> _Your task_: Look through the entries below for the string "with", and copy each line where it is found.

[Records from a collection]
* * * * * * *
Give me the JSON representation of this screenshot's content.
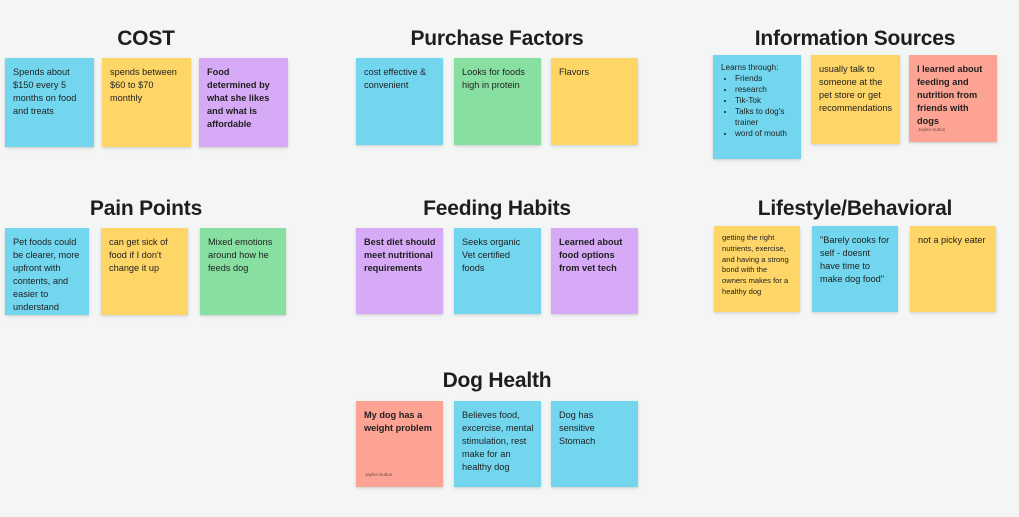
{
  "clusters": {
    "cost": {
      "title": "COST",
      "notes": [
        {
          "text": "Spends about $150 every 5 months on food and treats"
        },
        {
          "text": "spends between $60 to $70 monthly"
        },
        {
          "text": "Food determined by what she likes and what is affordable"
        }
      ]
    },
    "purchase_factors": {
      "title": "Purchase Factors",
      "notes": [
        {
          "text": "cost effective & convenient"
        },
        {
          "text": "Looks for foods high in protein"
        },
        {
          "text": "Flavors"
        }
      ]
    },
    "information_sources": {
      "title": "Information Sources",
      "notes": [
        {
          "intro": "Learns through:",
          "items": [
            "Friends",
            "research",
            "Tik-Tok",
            "Talks to dog's trainer",
            "word of mouth"
          ]
        },
        {
          "text": "usually talk to someone at the pet store or get recommendations"
        },
        {
          "text": "I learned about feeding and nutrition from friends with dogs",
          "author": "Jaylen Sutton"
        }
      ]
    },
    "pain_points": {
      "title": "Pain Points",
      "notes": [
        {
          "text": "Pet foods could be clearer, more upfront with contents, and easier to understand"
        },
        {
          "text": "can get sick of food if I don't change it up"
        },
        {
          "text": "Mixed emotions around how he feeds dog"
        }
      ]
    },
    "feeding_habits": {
      "title": "Feeding Habits",
      "notes": [
        {
          "text": "Best diet should meet nutritional requirements"
        },
        {
          "text": "Seeks organic Vet certified foods"
        },
        {
          "text": "Learned about food options from vet tech"
        }
      ]
    },
    "lifestyle": {
      "title": "Lifestyle/Behavioral",
      "notes": [
        {
          "text": "getting the right nutrients, exercise, and having a strong bond with the owners makes for a healthy dog"
        },
        {
          "text": "\"Barely cooks for self - doesnt have time to make dog food\""
        },
        {
          "text": "not a picky eater"
        }
      ]
    },
    "dog_health": {
      "title": "Dog Health",
      "notes": [
        {
          "text": "My dog has a weight problem",
          "author": "Jaylen Sutton"
        },
        {
          "text": "Believes food, excercise, mental stimulation, rest make for an healthy dog"
        },
        {
          "text": "Dog has sensitive Stomach"
        }
      ]
    }
  },
  "colors": {
    "blue": "#72d6ef",
    "yellow": "#fed567",
    "purple": "#d6aaf7",
    "green": "#87e0a1",
    "red": "#fda393",
    "background": "#f4f5f5"
  }
}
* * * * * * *
> _Worked solution_:
          "text": "I learned about feeding and nutrition from friends with dogs",
          "text": "Pet foods could be clearer, more upfront with contents, and easier to understand"
          "text": "getting the right nutrients, exercise, and having a strong bond with the owners makes for a healthy dog"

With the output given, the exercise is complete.